● **DATA IN THIS EXERCISE**
• • •

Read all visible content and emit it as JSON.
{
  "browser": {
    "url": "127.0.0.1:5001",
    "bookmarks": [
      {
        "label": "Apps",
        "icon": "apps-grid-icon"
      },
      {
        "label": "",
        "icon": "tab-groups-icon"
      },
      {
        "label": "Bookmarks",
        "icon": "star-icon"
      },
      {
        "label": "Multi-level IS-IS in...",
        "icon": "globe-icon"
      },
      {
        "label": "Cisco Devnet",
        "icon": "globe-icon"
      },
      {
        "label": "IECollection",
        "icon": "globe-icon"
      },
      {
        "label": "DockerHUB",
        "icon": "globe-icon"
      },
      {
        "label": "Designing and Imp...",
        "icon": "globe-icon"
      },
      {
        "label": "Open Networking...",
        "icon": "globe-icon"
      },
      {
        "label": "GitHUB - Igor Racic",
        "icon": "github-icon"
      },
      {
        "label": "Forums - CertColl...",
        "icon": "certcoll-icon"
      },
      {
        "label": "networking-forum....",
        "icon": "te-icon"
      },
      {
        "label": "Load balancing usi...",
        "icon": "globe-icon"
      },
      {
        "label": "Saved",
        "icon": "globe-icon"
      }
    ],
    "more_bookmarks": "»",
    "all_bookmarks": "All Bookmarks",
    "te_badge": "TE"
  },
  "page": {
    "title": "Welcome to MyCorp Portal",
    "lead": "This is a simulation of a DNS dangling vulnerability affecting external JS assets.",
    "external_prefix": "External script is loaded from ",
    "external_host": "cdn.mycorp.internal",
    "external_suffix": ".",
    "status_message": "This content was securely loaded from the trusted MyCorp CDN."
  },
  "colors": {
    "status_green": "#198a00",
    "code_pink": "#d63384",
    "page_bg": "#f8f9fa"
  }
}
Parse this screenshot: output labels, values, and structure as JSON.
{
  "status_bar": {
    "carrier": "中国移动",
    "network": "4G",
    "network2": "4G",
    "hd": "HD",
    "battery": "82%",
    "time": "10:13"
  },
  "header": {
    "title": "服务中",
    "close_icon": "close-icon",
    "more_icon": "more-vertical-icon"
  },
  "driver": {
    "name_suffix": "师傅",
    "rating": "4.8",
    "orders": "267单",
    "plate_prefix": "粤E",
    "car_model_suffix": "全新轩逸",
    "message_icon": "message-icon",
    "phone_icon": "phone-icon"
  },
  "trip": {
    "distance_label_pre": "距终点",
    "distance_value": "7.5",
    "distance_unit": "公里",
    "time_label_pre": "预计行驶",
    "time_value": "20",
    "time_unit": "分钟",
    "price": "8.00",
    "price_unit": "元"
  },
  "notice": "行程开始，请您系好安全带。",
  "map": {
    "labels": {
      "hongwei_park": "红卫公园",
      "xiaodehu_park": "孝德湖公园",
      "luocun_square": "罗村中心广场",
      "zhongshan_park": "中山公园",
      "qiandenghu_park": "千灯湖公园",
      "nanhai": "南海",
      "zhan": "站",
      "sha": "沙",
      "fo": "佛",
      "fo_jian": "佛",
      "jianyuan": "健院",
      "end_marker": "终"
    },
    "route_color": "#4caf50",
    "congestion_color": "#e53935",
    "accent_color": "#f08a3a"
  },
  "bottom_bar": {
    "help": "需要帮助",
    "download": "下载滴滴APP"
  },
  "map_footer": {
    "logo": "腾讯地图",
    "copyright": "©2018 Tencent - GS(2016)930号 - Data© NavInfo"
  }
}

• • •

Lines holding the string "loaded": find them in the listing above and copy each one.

● **WRITTEN ANSWER**
    "external_prefix": "External script is loaded from ",
    "status_message": "This content was securely loaded from the trusted MyCorp CDN."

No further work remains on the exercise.